Listed records —
---------------

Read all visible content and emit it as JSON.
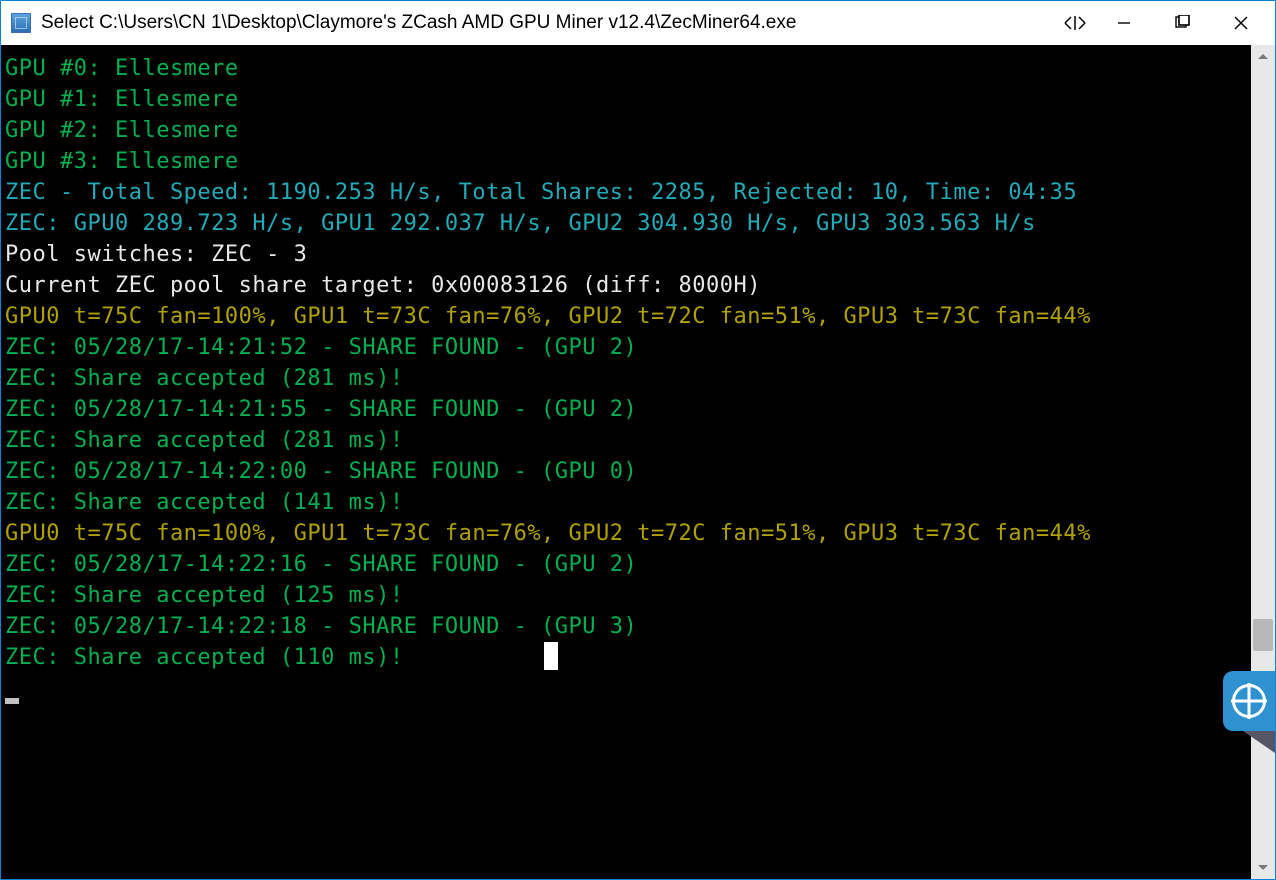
{
  "window": {
    "title": "Select C:\\Users\\CN 1\\Desktop\\Claymore's ZCash AMD GPU Miner v12.4\\ZecMiner64.exe"
  },
  "gpus": [
    {
      "idx": 0,
      "name": "Ellesmere"
    },
    {
      "idx": 1,
      "name": "Ellesmere"
    },
    {
      "idx": 2,
      "name": "Ellesmere"
    },
    {
      "idx": 3,
      "name": "Ellesmere"
    }
  ],
  "summary": {
    "coin": "ZEC",
    "total_speed": "1190.253 H/s",
    "total_shares": 2285,
    "rejected": 10,
    "time": "04:35"
  },
  "per_gpu_speed": [
    {
      "gpu": 0,
      "hs": "289.723 H/s"
    },
    {
      "gpu": 1,
      "hs": "292.037 H/s"
    },
    {
      "gpu": 2,
      "hs": "304.930 H/s"
    },
    {
      "gpu": 3,
      "hs": "303.563 H/s"
    }
  ],
  "pool_switches": "ZEC - 3",
  "pool_target": {
    "target": "0x00083126",
    "diff": "8000H"
  },
  "temps": [
    {
      "gpu": 0,
      "t": "75C",
      "fan": "100%"
    },
    {
      "gpu": 1,
      "t": "73C",
      "fan": "76%"
    },
    {
      "gpu": 2,
      "t": "72C",
      "fan": "51%"
    },
    {
      "gpu": 3,
      "t": "73C",
      "fan": "44%"
    }
  ],
  "events": [
    {
      "ts": "05/28/17-14:21:52",
      "kind": "found",
      "gpu": 2
    },
    {
      "ms": 281,
      "kind": "accepted"
    },
    {
      "ts": "05/28/17-14:21:55",
      "kind": "found",
      "gpu": 2
    },
    {
      "ms": 281,
      "kind": "accepted"
    },
    {
      "ts": "05/28/17-14:22:00",
      "kind": "found",
      "gpu": 0
    },
    {
      "ms": 141,
      "kind": "accepted"
    },
    {
      "kind": "temps"
    },
    {
      "ts": "05/28/17-14:22:16",
      "kind": "found",
      "gpu": 2
    },
    {
      "ms": 125,
      "kind": "accepted"
    },
    {
      "ts": "05/28/17-14:22:18",
      "kind": "found",
      "gpu": 3
    },
    {
      "ms": 110,
      "kind": "accepted"
    }
  ],
  "colors": {
    "green": "#00b050",
    "cyan": "#22aab8",
    "white": "#e8e8e8",
    "olive": "#b0a000"
  }
}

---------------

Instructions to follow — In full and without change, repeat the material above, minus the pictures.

Answer box —
Read all visible content and emit it as JSON.
{
  "window": {
    "title": "Select C:\\Users\\CN 1\\Desktop\\Claymore's ZCash AMD GPU Miner v12.4\\ZecMiner64.exe"
  },
  "gpus": [
    {
      "idx": 0,
      "name": "Ellesmere"
    },
    {
      "idx": 1,
      "name": "Ellesmere"
    },
    {
      "idx": 2,
      "name": "Ellesmere"
    },
    {
      "idx": 3,
      "name": "Ellesmere"
    }
  ],
  "summary": {
    "coin": "ZEC",
    "total_speed": "1190.253 H/s",
    "total_shares": 2285,
    "rejected": 10,
    "time": "04:35"
  },
  "per_gpu_speed": [
    {
      "gpu": 0,
      "hs": "289.723 H/s"
    },
    {
      "gpu": 1,
      "hs": "292.037 H/s"
    },
    {
      "gpu": 2,
      "hs": "304.930 H/s"
    },
    {
      "gpu": 3,
      "hs": "303.563 H/s"
    }
  ],
  "pool_switches": "ZEC - 3",
  "pool_target": {
    "target": "0x00083126",
    "diff": "8000H"
  },
  "temps": [
    {
      "gpu": 0,
      "t": "75C",
      "fan": "100%"
    },
    {
      "gpu": 1,
      "t": "73C",
      "fan": "76%"
    },
    {
      "gpu": 2,
      "t": "72C",
      "fan": "51%"
    },
    {
      "gpu": 3,
      "t": "73C",
      "fan": "44%"
    }
  ],
  "events": [
    {
      "ts": "05/28/17-14:21:52",
      "kind": "found",
      "gpu": 2
    },
    {
      "ms": 281,
      "kind": "accepted"
    },
    {
      "ts": "05/28/17-14:21:55",
      "kind": "found",
      "gpu": 2
    },
    {
      "ms": 281,
      "kind": "accepted"
    },
    {
      "ts": "05/28/17-14:22:00",
      "kind": "found",
      "gpu": 0
    },
    {
      "ms": 141,
      "kind": "accepted"
    },
    {
      "kind": "temps"
    },
    {
      "ts": "05/28/17-14:22:16",
      "kind": "found",
      "gpu": 2
    },
    {
      "ms": 125,
      "kind": "accepted"
    },
    {
      "ts": "05/28/17-14:22:18",
      "kind": "found",
      "gpu": 3
    },
    {
      "ms": 110,
      "kind": "accepted"
    }
  ],
  "colors": {
    "green": "#00b050",
    "cyan": "#22aab8",
    "white": "#e8e8e8",
    "olive": "#b0a000"
  }
}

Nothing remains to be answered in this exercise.